But the question may naturally be asked, Why was it thus left? Why were the death and the ascension made to occur in the presence of witnesses, whilst the resurrection, an event that is declared to lie at the foundation of the whole system of Christianity, was witnessed by none? Why did not Christ rise in the presence of a crowd, as he had died, and thus compel their belief in his divine mission, and their recognition of his claims as Messiah?
It might be sufficient to reply, that it is no pa/t of the scheme of redemption to compel belief, and that we have no right to either expect or demand more than sufficient evidence to warrant belief. And there were reasons of fitness that doubtless required that this august and awful scene should take place, not in the presence of a clamorous crowd, but in the sublime solitude of that silent dawn, when the keepers were as dead men. But there" is another reason usually overlooked, that has no small force. Whether it was so arranged for this special purpose, we will not affirm.
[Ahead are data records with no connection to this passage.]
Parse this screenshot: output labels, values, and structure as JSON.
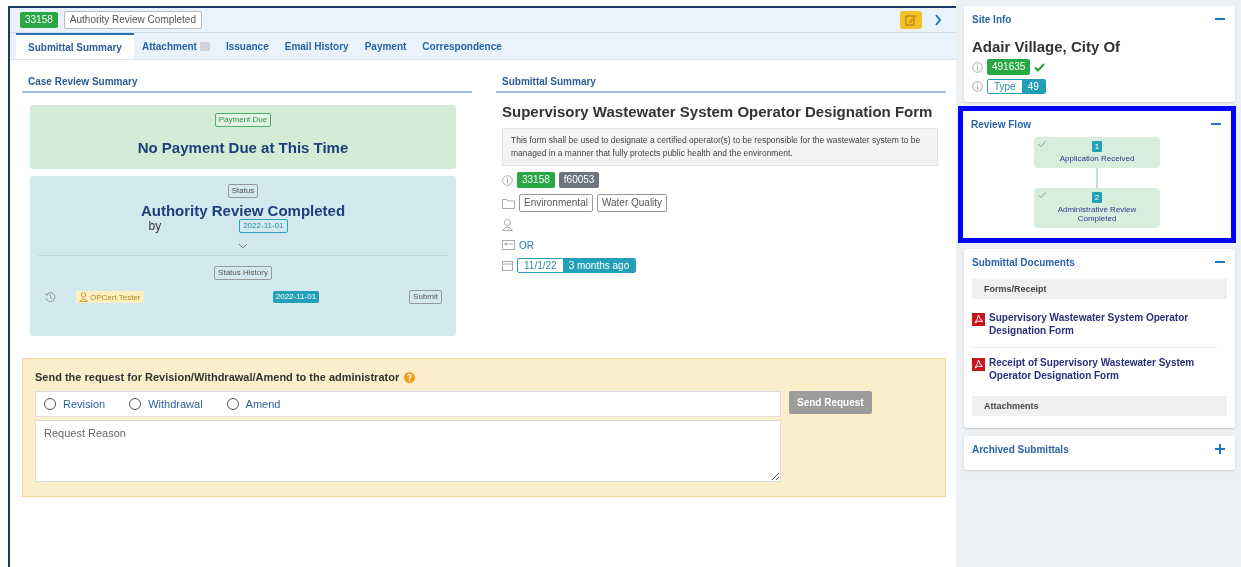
{
  "header": {
    "id_badge": "33158",
    "status_badge": "Authority Review Completed"
  },
  "tabs": [
    {
      "label": "Submittal Summary",
      "selected": true
    },
    {
      "label": "Attachment",
      "selected": false,
      "badge": true
    },
    {
      "label": "Issuance",
      "selected": false
    },
    {
      "label": "Email History",
      "selected": false
    },
    {
      "label": "Payment",
      "selected": false
    },
    {
      "label": "Correspondence",
      "selected": false
    }
  ],
  "case_review": {
    "title": "Case Review Summary",
    "payment": {
      "tag": "Payment Due",
      "message": "No Payment Due at This Time"
    },
    "status": {
      "tag": "Status",
      "title": "Authority Review Completed",
      "by": "by",
      "date": "2022-11-01",
      "history_tag": "Status History",
      "history": [
        {
          "user": "OPCert Tester",
          "date": "2022-11-01",
          "action": "Submit"
        }
      ]
    }
  },
  "submittal_summary": {
    "title": "Submittal Summary",
    "form_title": "Supervisory Wastewater System Operator Designation Form",
    "description": "This form shall be used to designate a certified operator(s) to be responsible for the wastewater system to be managed in a manner that fully protects public health and the environment.",
    "id": "33158",
    "form_id": "f60053",
    "categories": [
      "Environmental",
      "Water Quality"
    ],
    "region": "OR",
    "date": "11/1/22",
    "age": "3 months ago"
  },
  "request": {
    "title": "Send the request for Revision/Withdrawal/Amend to the administrator",
    "options": [
      {
        "label": "Revision",
        "selected": false
      },
      {
        "label": "Withdrawal",
        "selected": false
      },
      {
        "label": "Amend",
        "selected": false
      }
    ],
    "button": "Send Request",
    "reason_placeholder": "Request Reason"
  },
  "sidebar": {
    "site_info": {
      "title": "Site Info",
      "expanded": true,
      "name": "Adair Village, City Of",
      "site_id": "491635",
      "verified": true,
      "type_label": "Type",
      "type_value": "49"
    },
    "review_flow": {
      "title": "Review Flow",
      "expanded": true,
      "highlighted": true,
      "steps": [
        {
          "number": "1",
          "label": "Application Received",
          "done": true
        },
        {
          "number": "2",
          "label": "Administrative Review Completed",
          "done": true
        }
      ]
    },
    "documents": {
      "title": "Submittal Documents",
      "expanded": true,
      "groups": [
        {
          "heading": "Forms/Receipt",
          "files": [
            "Supervisory Wastewater System Operator Designation Form",
            "Receipt of Supervisory Wastewater System Operator Designation Form"
          ]
        },
        {
          "heading": "Attachments"
        }
      ]
    },
    "archived": {
      "title": "Archived Submittals",
      "expanded": false
    }
  }
}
But it is obvious that, by this arrangement, this fundamental fact of the Christian system, in which all have exactly the same interest, comes to all with exactly the same proof. To the first disciples, with the doubtful exception of Mary Magdalene, it was brought as it is to us, a matter of testimony supported by subsequent proof. The women were called to believe it on the testimony of the angels, the disciples on the testimony of the women, and the world on the testimony of the disciples. The women had subsequent corroboration of the testimony of the angels, the disciples of theirs, and we of the disciples; but in each case, the first demand to believe is on the same ground, the testimony of competent witnesses, and not ocular demonstration. The subsequent proofs in the case of the women and disciples include this ocular demonstration; but they were required first to believe on the testimony of competent and credible witnesses, just as we are, and not on the evidence of their own senses. Hence it is apparent that in this fundamental fact, all are placed on the same level; and the only question that can be raised is whether we possess corroborating proof of the testimony handed down to us, that ought to satisfy us, and that by the ordinary laws of human belief warrant and require an assent. This will be discussed when we reach the testimony.
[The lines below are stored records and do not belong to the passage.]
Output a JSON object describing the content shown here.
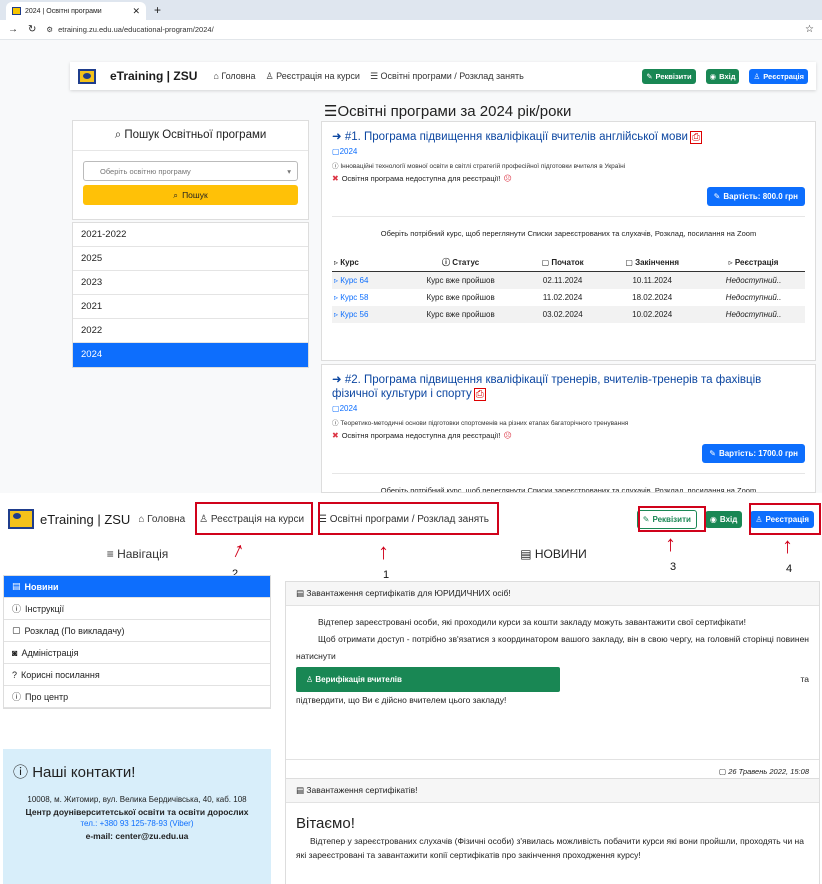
{
  "browser": {
    "tab_title": "2024 | Освітні програми",
    "url": "etraining.zu.edu.ua/educational-program/2024/"
  },
  "navbar": {
    "brand": "eTraining | ZSU",
    "home": "Головна",
    "register_courses": "Реєстрація на курси",
    "programs": "Освітні програми / Розклад занять",
    "rekvizyty": "Реквізити",
    "login": "Вхід",
    "registration": "Реєстрація"
  },
  "programs_page": {
    "heading": "Освітні програми за 2024 рік/роки",
    "search": {
      "title": "Пошук Освітньої програми",
      "select_placeholder": "Оберіть освітню програму",
      "button": "Пошук"
    },
    "years": [
      "2021-2022",
      "2025",
      "2023",
      "2021",
      "2022",
      "2024"
    ],
    "active_year": "2024",
    "program1": {
      "title": "#1. Програма підвищення кваліфікації вчителів англійської мови",
      "year": "2024",
      "desc": "Інноваційні технології мовної освіти в світлі стратегій професійної підготовки вчителя в Україні",
      "warning": "Освітня програма недоступна для реєстрації!",
      "price": "Вартість: 800.0 грн",
      "hint": "Оберіть потрібний курс, щоб переглянути Списки зареєстрованих та слухачів, Розклад, посилання на Zoom",
      "table_headers": [
        "Курс",
        "Статус",
        "Початок",
        "Закінчення",
        "Реєстрація"
      ],
      "rows": [
        [
          "Курс 64",
          "Курс вже пройшов",
          "02.11.2024",
          "10.11.2024",
          "Недоступний.."
        ],
        [
          "Курс 58",
          "Курс вже пройшов",
          "11.02.2024",
          "18.02.2024",
          "Недоступний.."
        ],
        [
          "Курс 56",
          "Курс вже пройшов",
          "03.02.2024",
          "10.02.2024",
          "Недоступний.."
        ]
      ]
    },
    "program2": {
      "title": "#2. Програма підвищення кваліфікації тренерів, вчителів-тренерів та фахівців фізичної культури і спорту",
      "year": "2024",
      "desc": "Теоретико-методичні основи підготовки спортсменів на різних етапах багаторічного тренування",
      "warning": "Освітня програма недоступна для реєстрації!",
      "price": "Вартість: 1700.0 грн",
      "hint": "Оберіть потрібний курс, щоб переглянути Списки зареєстрованих та слухачів, Розклад, посилання на Zoom"
    }
  },
  "annotations": {
    "labels": [
      "1",
      "2",
      "3",
      "4"
    ]
  },
  "home_page": {
    "nav_heading": "Навігація",
    "news_heading": "НОВИНИ",
    "nav_items": [
      "Новини",
      "Інструкції",
      "Розклад (По викладачу)",
      "Адміністрація",
      "Корисні посилання",
      "Про центр"
    ],
    "contacts": {
      "title": "Наші контакти!",
      "address": "10008, м. Житомир, вул. Велика Бердичівська, 40, каб. 108",
      "org": "Центр доуніверситетської освіти та освіти дорослих",
      "phone": "тел.: +380 93 125-78-93 (Viber)",
      "email": "e-mail: center@zu.edu.ua"
    },
    "news1": {
      "title": "Завантаження сертифікатів для ЮРИДИЧНИХ осіб!",
      "p1": "Відтепер зареєстровані особи, які проходили курси за кошти закладу можуть завантажити свої сертифікати!",
      "p2": "Щоб отримати доступ - потрібно зв'язатися з координатором вашого закладу, він в свою чергу, на головній сторінці повинен натиснути",
      "button": "Верифікація вчителів",
      "tail": "та",
      "p3": "підтвердити, що Ви є дійсно вчителем цього закладу!",
      "date": "26 Травень 2022, 15:08"
    },
    "news2": {
      "title": "Завантаження сертифікатів!",
      "greeting": "Вітаємо!",
      "text": "Відтепер у зареєстрованих слухачів (Фізичні особи) з'явилась можливість побачити курси які вони пройшли, проходять чи на які зареєстровані та завантажити копії сертифікатів про закінчення проходження курсу!"
    }
  }
}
We have here then the dawn of the great morning, the rising of the Sun of righteousness with healing in his wings. And like all the great facts that lie at the foundation of our hopes, it is so arranged as to be matter of faith corroborated by reason, supported by sufficient and unanswerable proof; but after all presented to us as a thing to. be believed because it is true, and not because we can prove it to be true. The measure of our ability to establish the truth is not the measure of the truth itself, and hence faith is demanded of men as a duty, and not requested as a favour, and unbelief is a damning sin. When the day has dawned, the light is its own evidence to the open eye.